  • Incredibly Obvious Bug: Subverted. When the Paris police sneak into assassin Jef Costello's apartment to plant a listening device, the one they initially choose is a huge black box with a big antenna and a red light. The officer puts it in the hiding place, scrutinizes it briefly, and then decides to go with a smaller model.
  • In Love with the Mark: Jef is implied to feel this way about the nightclub musician who supported his alibi (and she to him), but it might just be his code of honor.
  • Market-Based Title / Nonindicative Title: For its US release, Le Samourai was retitled The Godson in order to cash in on the gangster craze started by The Godfather.
  • Match Cut: From the head gangster pacing his office as he muses on the need to kill Costello to the head police detective doing the exact same thing as he muses on Costello's getaway.
  • Meaningful Name: The main character's (not French at all) name, "Jef Costello", is a reference to both Robert Mitchum's character in the Film Noir classic Out Of the Past and to famous American mobster Frank Costello.
  • Nerves of Steel: Jef is calm to the point of catalepsy, hardly ever reacting, not twitching a facial muscle when he has to kill a guy, or when someone is trying to kill him, or when he's locking eyes with the pianist who can send him to jail if she identifies him.
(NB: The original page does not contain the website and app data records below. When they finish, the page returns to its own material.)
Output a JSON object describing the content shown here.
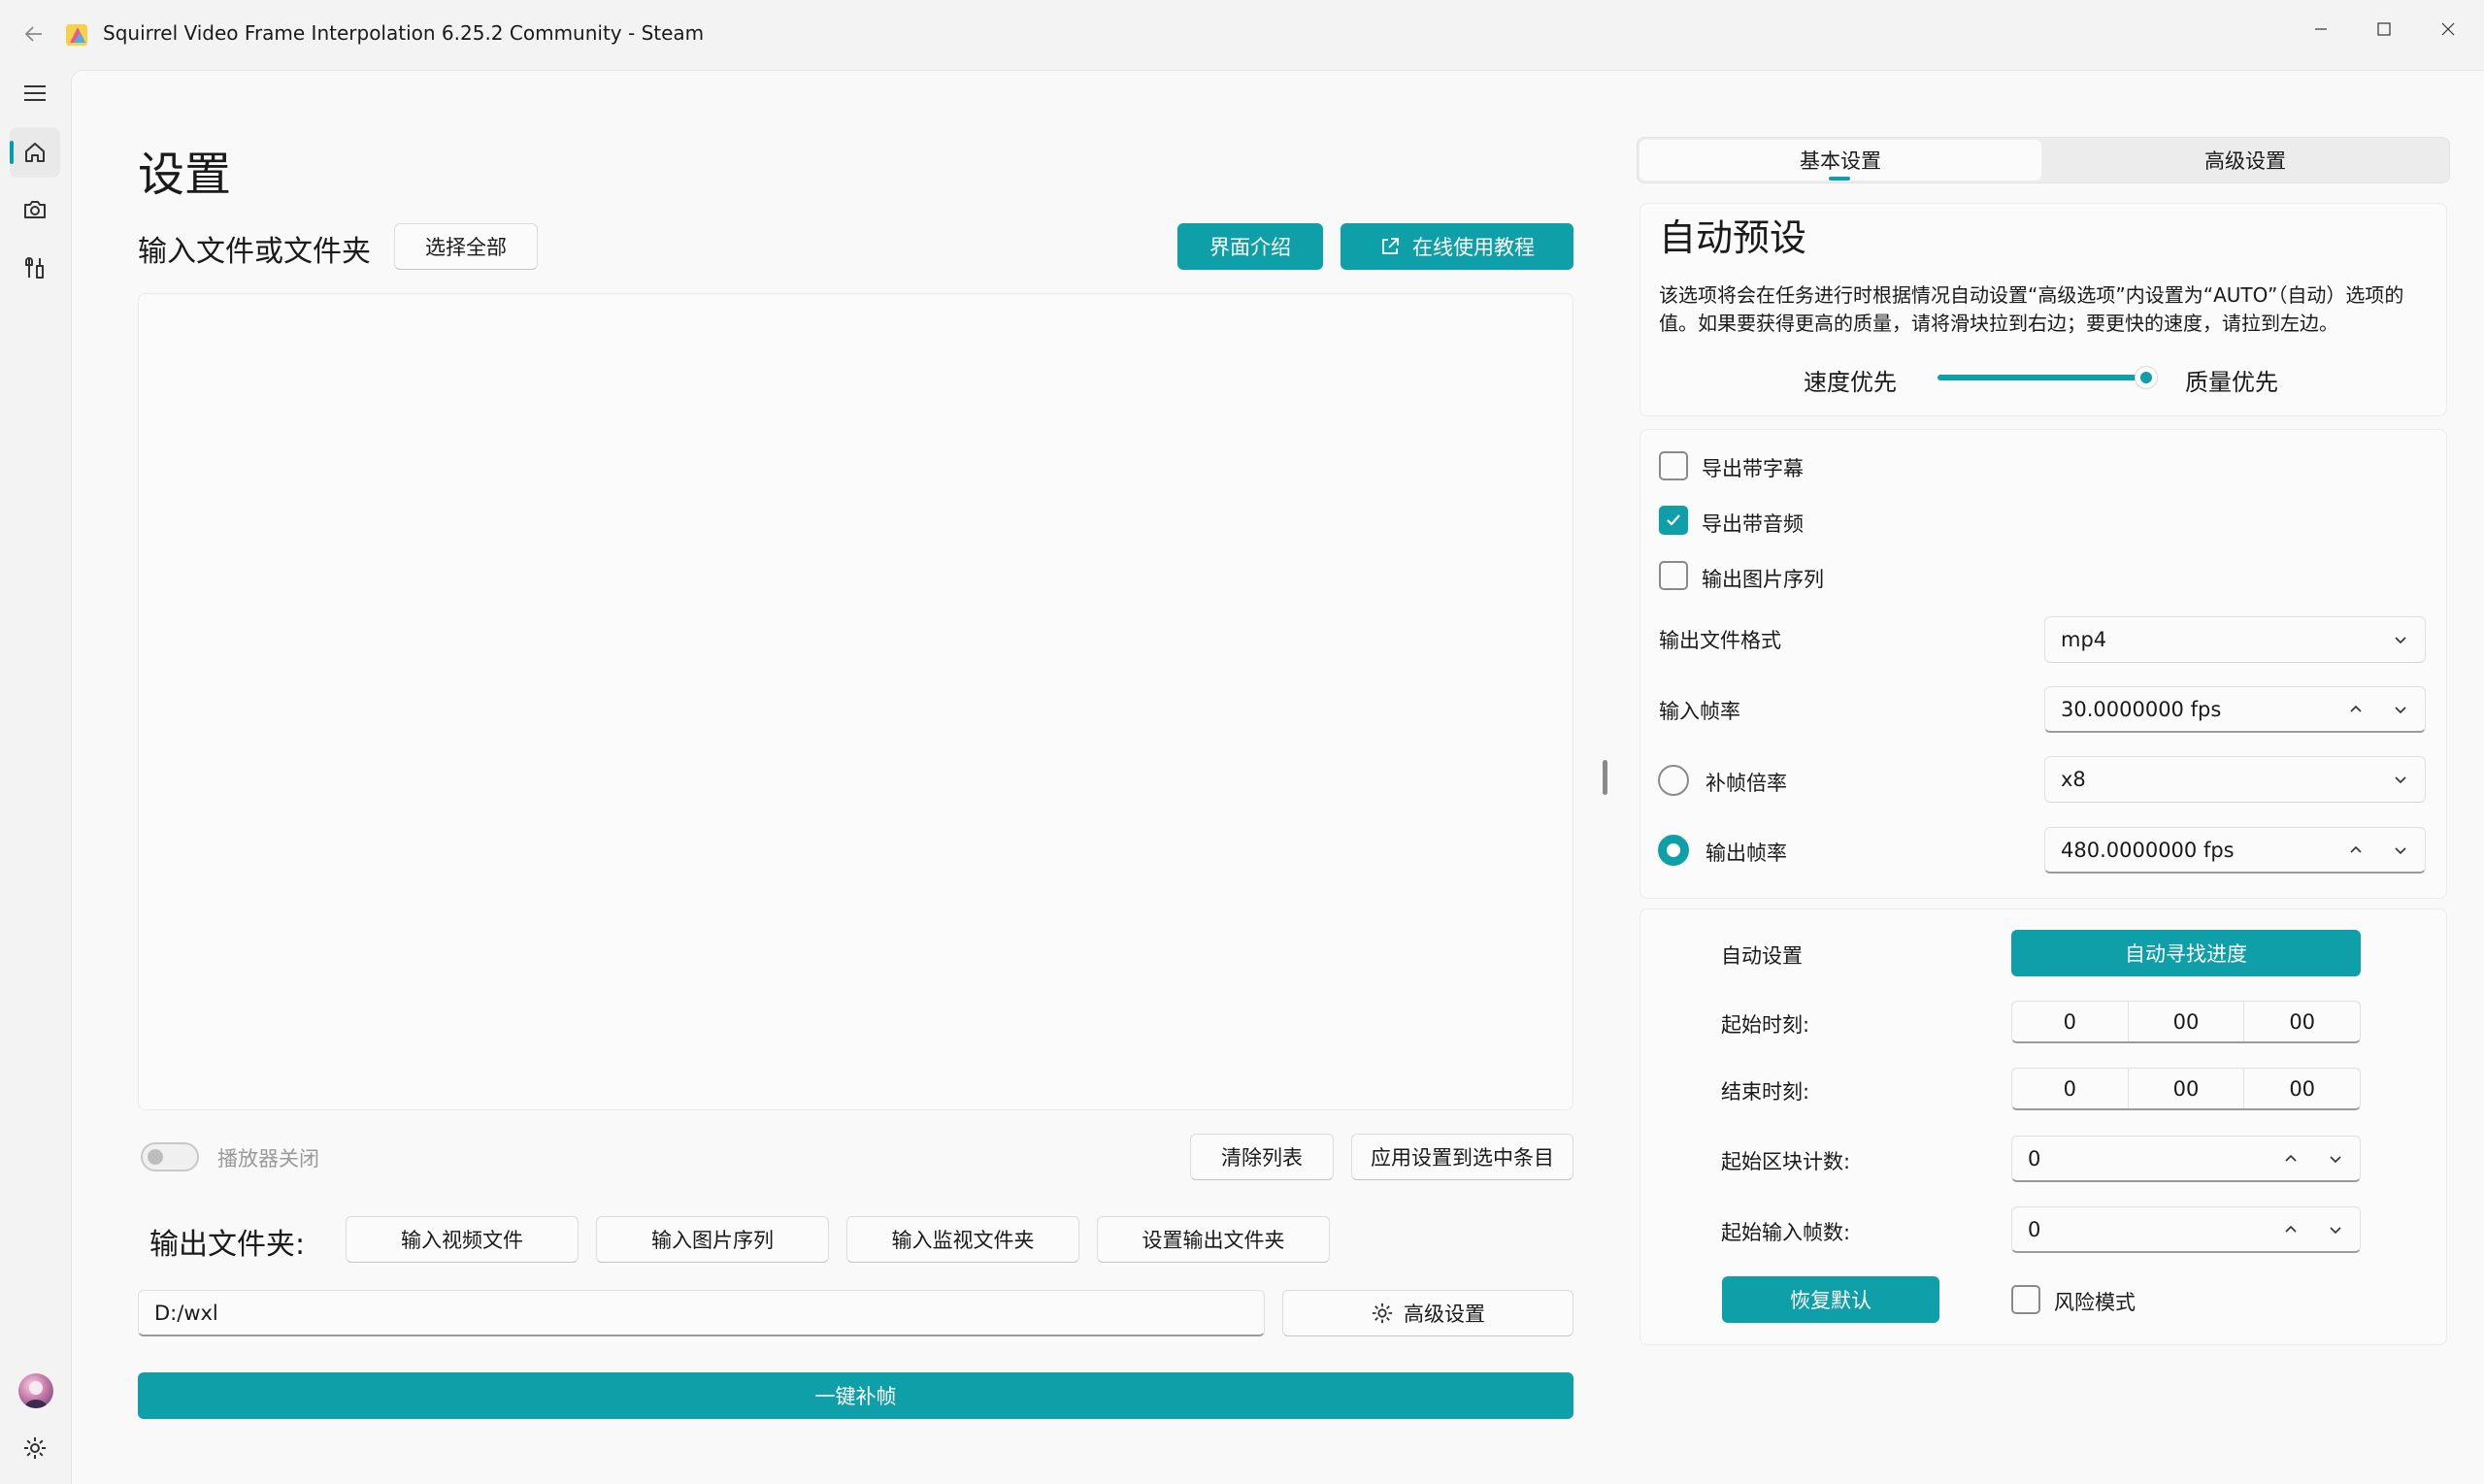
{
  "window": {
    "title": "Squirrel Video Frame Interpolation 6.25.2 Community - Steam"
  },
  "nav": {
    "items": [
      {
        "icon": "menu-icon"
      },
      {
        "icon": "home-icon",
        "active": true
      },
      {
        "icon": "camera-icon"
      },
      {
        "icon": "tools-icon"
      }
    ],
    "bottom": [
      {
        "icon": "avatar"
      },
      {
        "icon": "gear-icon"
      }
    ]
  },
  "page": {
    "title": "设置",
    "input_section_title": "输入文件或文件夹",
    "select_all_label": "选择全部",
    "ui_intro_label": "界面介绍",
    "online_tutorial_label": "在线使用教程",
    "player_toggle_label": "播放器关闭",
    "player_toggle_on": false,
    "clear_list_label": "清除列表",
    "apply_selected_label": "应用设置到选中条目",
    "output_folder_label": "输出文件夹:",
    "input_video_label": "输入视频文件",
    "input_image_seq_label": "输入图片序列",
    "input_watch_folder_label": "输入监视文件夹",
    "set_output_folder_label": "设置输出文件夹",
    "output_path_value": "D:/wxl",
    "advanced_settings_label": "高级设置",
    "one_click_label": "一键补帧"
  },
  "settings": {
    "tabs": [
      {
        "label": "基本设置",
        "active": true
      },
      {
        "label": "高级设置",
        "active": false
      }
    ],
    "auto_preset": {
      "title": "自动预设",
      "description": "该选项将会在任务进行时根据情况自动设置“高级选项”内设置为“AUTO”（自动）选项的值。如果要获得更高的质量，请将滑块拉到右边；要更快的速度，请拉到左边。",
      "slider_left_label": "速度优先",
      "slider_right_label": "质量优先",
      "slider_value": 1.0
    },
    "checkboxes": [
      {
        "label": "导出带字幕",
        "checked": false
      },
      {
        "label": "导出带音频",
        "checked": true
      },
      {
        "label": "输出图片序列",
        "checked": false
      }
    ],
    "output_format_label": "输出文件格式",
    "output_format_value": "mp4",
    "input_fps_label": "输入帧率",
    "input_fps_value": "30.0000000 fps",
    "interp_ratio_label": "补帧倍率",
    "interp_ratio_selected": false,
    "interp_ratio_value": "x8",
    "output_fps_label": "输出帧率",
    "output_fps_selected": true,
    "output_fps_value": "480.0000000 fps",
    "auto_settings_label": "自动设置",
    "auto_find_progress_label": "自动寻找进度",
    "start_time_label": "起始时刻:",
    "start_time": [
      "0",
      "00",
      "00"
    ],
    "end_time_label": "结束时刻:",
    "end_time": [
      "0",
      "00",
      "00"
    ],
    "start_chunk_label": "起始区块计数:",
    "start_chunk_value": "0",
    "start_input_frames_label": "起始输入帧数:",
    "start_input_frames_value": "0",
    "restore_default_label": "恢复默认",
    "risk_mode_label": "风险模式",
    "risk_mode_checked": false
  },
  "colors": {
    "accent": "#0f9fa8",
    "background": "#f3f3f3",
    "panel": "#f9f9f9"
  }
}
That's why it's so effective in the one scene where he is rooting through his set of keys, trying to steal a car before the police dragnet finds him again, and he is visibly nervous.
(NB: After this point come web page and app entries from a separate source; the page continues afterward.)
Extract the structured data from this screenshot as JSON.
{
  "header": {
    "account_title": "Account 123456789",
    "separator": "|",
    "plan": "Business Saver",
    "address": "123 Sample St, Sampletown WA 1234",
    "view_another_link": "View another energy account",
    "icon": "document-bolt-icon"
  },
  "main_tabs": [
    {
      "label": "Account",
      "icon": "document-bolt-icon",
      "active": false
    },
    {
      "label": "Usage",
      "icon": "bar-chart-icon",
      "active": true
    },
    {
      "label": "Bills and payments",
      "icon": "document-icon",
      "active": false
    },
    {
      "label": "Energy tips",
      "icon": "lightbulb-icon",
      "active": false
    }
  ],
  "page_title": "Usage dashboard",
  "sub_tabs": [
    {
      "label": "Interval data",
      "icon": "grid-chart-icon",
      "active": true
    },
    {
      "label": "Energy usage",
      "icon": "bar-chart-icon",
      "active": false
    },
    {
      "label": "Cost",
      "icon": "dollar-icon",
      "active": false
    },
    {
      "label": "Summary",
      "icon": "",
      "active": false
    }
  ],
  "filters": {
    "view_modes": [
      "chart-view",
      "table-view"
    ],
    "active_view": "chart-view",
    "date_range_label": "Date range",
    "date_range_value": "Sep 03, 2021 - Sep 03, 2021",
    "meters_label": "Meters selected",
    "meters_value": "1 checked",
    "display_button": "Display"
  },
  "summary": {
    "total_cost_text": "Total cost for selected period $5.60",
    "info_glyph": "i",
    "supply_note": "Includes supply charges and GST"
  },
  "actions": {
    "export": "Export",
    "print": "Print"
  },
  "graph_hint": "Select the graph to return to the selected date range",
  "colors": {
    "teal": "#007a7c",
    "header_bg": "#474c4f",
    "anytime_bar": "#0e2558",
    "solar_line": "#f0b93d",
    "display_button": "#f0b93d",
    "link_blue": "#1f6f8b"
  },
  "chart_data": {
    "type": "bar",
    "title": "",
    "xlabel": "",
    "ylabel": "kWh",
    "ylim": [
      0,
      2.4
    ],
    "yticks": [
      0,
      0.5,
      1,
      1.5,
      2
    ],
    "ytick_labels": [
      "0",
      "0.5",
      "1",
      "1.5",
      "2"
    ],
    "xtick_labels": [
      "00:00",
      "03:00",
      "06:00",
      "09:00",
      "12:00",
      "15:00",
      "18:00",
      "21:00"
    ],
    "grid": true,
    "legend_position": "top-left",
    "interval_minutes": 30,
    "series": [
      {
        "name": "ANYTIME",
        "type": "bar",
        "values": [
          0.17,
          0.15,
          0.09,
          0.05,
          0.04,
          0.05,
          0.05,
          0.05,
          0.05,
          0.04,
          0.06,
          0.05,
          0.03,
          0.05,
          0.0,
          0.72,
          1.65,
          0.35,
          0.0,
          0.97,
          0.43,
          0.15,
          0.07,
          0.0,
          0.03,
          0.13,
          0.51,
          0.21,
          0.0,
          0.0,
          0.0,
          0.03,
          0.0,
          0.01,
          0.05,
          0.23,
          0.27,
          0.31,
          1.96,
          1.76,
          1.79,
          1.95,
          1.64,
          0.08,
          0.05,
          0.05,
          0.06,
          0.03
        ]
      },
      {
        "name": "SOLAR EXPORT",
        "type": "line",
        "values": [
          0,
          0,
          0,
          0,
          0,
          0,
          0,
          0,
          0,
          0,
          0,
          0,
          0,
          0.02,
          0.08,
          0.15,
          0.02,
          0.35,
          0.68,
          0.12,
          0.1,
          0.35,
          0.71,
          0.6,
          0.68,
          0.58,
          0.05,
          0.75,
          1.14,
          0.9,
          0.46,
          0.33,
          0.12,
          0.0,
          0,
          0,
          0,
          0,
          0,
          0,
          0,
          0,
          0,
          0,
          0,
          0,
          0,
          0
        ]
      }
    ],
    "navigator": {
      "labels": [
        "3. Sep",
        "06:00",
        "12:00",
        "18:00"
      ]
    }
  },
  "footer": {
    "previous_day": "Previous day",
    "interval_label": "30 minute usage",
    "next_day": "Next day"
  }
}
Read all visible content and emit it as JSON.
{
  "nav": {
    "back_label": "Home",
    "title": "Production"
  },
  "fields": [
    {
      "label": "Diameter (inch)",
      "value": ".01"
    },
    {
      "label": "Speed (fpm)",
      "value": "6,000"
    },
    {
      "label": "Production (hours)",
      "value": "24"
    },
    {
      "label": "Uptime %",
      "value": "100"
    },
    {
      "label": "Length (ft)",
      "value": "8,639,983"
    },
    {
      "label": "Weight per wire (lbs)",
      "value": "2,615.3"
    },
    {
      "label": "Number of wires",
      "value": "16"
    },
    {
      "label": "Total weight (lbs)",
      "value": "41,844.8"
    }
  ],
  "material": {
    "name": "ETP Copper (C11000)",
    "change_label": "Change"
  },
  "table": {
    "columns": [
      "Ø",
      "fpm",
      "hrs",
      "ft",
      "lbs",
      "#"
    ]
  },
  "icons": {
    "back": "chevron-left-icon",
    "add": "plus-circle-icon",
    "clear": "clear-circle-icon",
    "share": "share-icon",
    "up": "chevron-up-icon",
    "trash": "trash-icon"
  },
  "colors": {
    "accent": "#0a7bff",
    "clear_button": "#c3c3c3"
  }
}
  • The Oner: The opening shot of Jef on his couch, with a slow, jerky Vertigo Effect to go with it (Word of God says this is to emphasize Costello's lonliness and mental instability).
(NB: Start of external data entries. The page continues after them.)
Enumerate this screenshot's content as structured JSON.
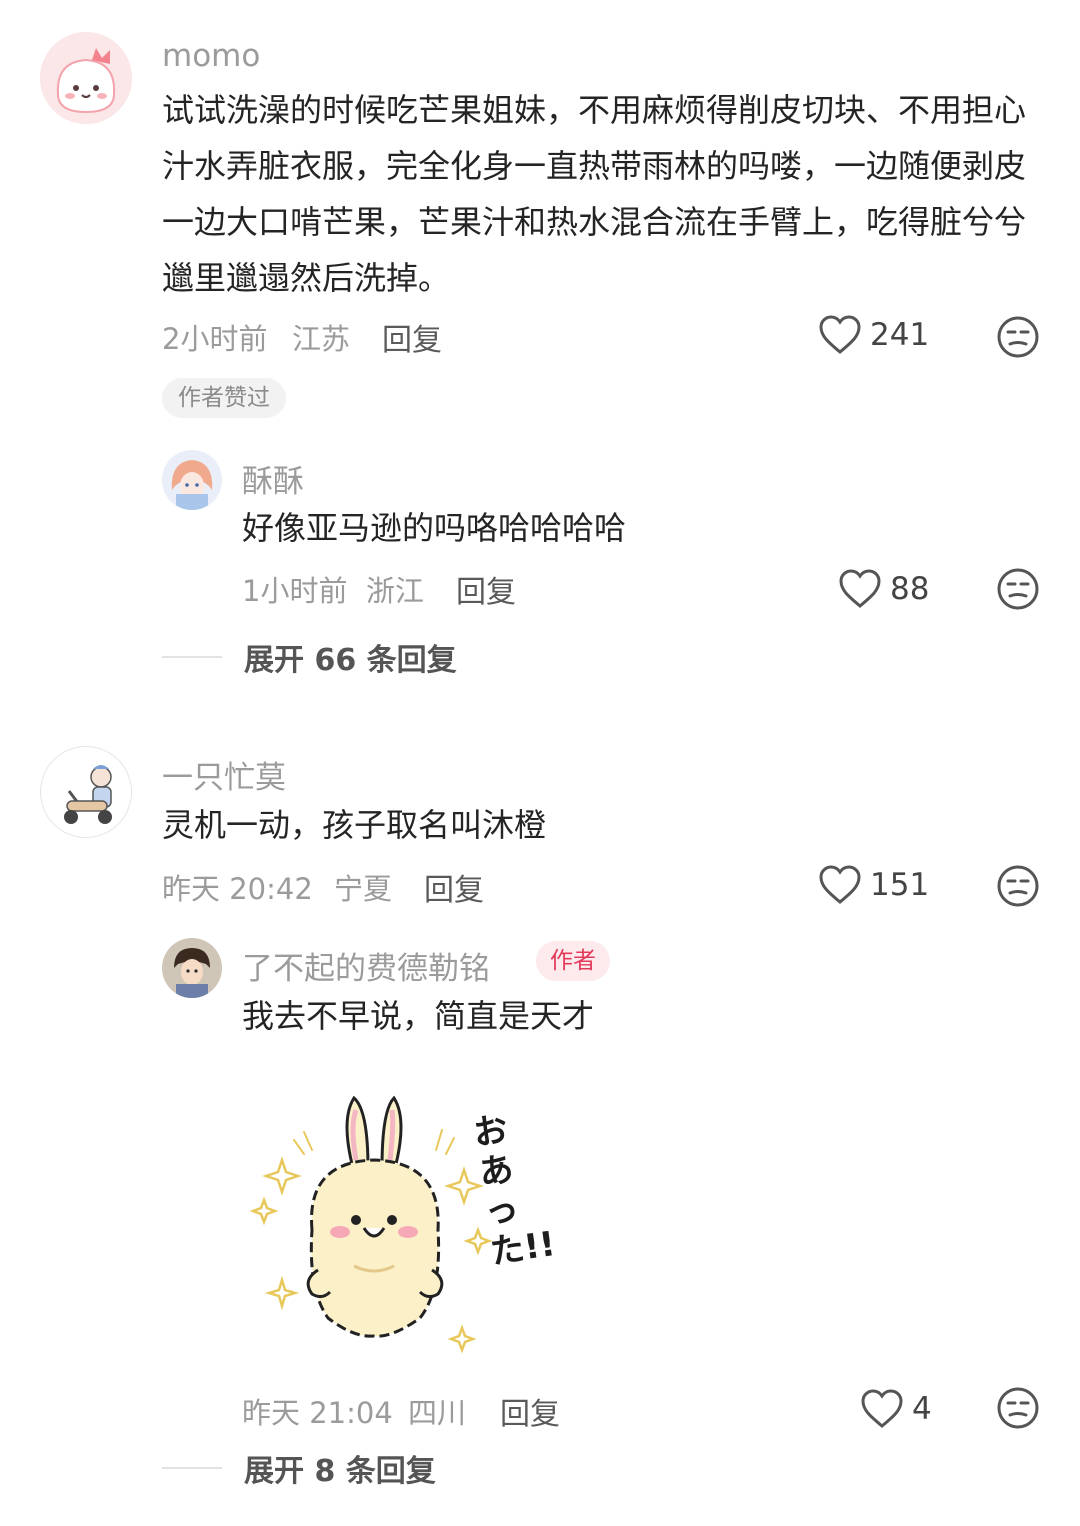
{
  "comments": [
    {
      "username": "momo",
      "content": "试试洗澡的时候吃芒果姐妹，不用麻烦得削皮切块、不用担心汁水弄脏衣服，完全化身一直热带雨林的吗喽，一边随便剥皮一边大口啃芒果，芒果汁和热水混合流在手臂上，吃得脏兮兮邋里邋遢然后洗掉。",
      "time": "2小时前",
      "location": "江苏",
      "reply_label": "回复",
      "likes": "241",
      "badge": "作者赞过",
      "sub_reply": {
        "username": "酥酥",
        "content": "好像亚马逊的吗咯哈哈哈哈",
        "time": "1小时前",
        "location": "浙江",
        "reply_label": "回复",
        "likes": "88"
      },
      "expand_label": "展开 66 条回复"
    },
    {
      "username": "一只忙莫",
      "content": "灵机一动，孩子取名叫沐橙",
      "time": "昨天 20:42",
      "location": "宁夏",
      "reply_label": "回复",
      "likes": "151",
      "sub_reply": {
        "username": "了不起的费德勒铭",
        "author_tag": "作者",
        "content": "我去不早说，简直是天才",
        "sticker_text": "おあった!!",
        "time": "昨天 21:04",
        "location": "四川",
        "reply_label": "回复",
        "likes": "4"
      },
      "expand_label": "展开 8 条回复"
    }
  ],
  "colors": {
    "text_primary": "#242424",
    "text_secondary": "#9b9b9b",
    "author_badge_bg": "#fdeaed",
    "author_badge_text": "#e3395a",
    "liked_badge_bg": "#f2f2f2"
  },
  "icons": [
    "heart-outline-icon",
    "dislike-face-icon"
  ]
}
  • Police Are Useless: The police go to a lot of time and effort to plant a bug in Costello's apartment. But only bother to hide it behind a curtain.
  • Professional Killer: Partially averted. Jef is extremely skilled and certainly a Badass in a Nice Suit (see above), but barely speaks and lives in a crapsack two-room apartment with only a bird for company.
  • The Quiet One: Jef Costello barely speaks throughout the film and it takes about 10 minutes for him to utter a single line of dialogue.
  • The Remake: A loose remake of the 1942 American film noir This Gun for Hire starring Alan Ladd.
  • Rule of Three: A dramatic example. We see the massive ring of keys three times, twice from Costello and once from the police.
  • Signature Style: Costello puts on white gloves before every kill. This is a trademark of Jean-Pierre Melville.
  • Silence Is Golden:
    • The movie goes ten minutes before the first word of dialogue. The first three scenes—Jef leaves his apartment, Jef steals a car, Jef meets a fellow hoodlum who changes the plates and gives him a gun—take place in silence, and not a word is spoken until he meets Jane to arrange an alibi.
    • The entire scene where the cops break into Jef's apartment, set up a bug, and begin recording in a hotel across the street is also presented without a word of dialogue.
  • Skeleton Key: Costello carries a huge ring of keys that enables him to steal any Citroën DS. Tension is created in one scene as he tests one key after another in an ignition as two patrolling police officers walk down the sidewalk towards him; the car starts before they get close enough to realise he's stealing it.
  • Suicide by Cop: Seemingly Jef's plan in the end, as he goes back to the nightclub, goes right up to the piano player, points a gun at her, and is shot down by the cops—only for the detective in charge to take a look at Jef's gun and see that it isn't loaded. And we know he left it unloaded on purpose because the gun was loaded when he checked it before entering the nightclub.
  • Unnaturally Blue Lighting: Used to emphasize the cold nature of the characters and to invoke the feel of Film Noir. Director Melville said that his goal was to try to "make a black-and-white film in color".
  • Western Samurai: Jef Costello is a French mob hitman that follows the Bushido Code of Honour.
  • What Happened to the Mouse?: The overpass shooter who tried to kill Jef is still tied up in his apartment.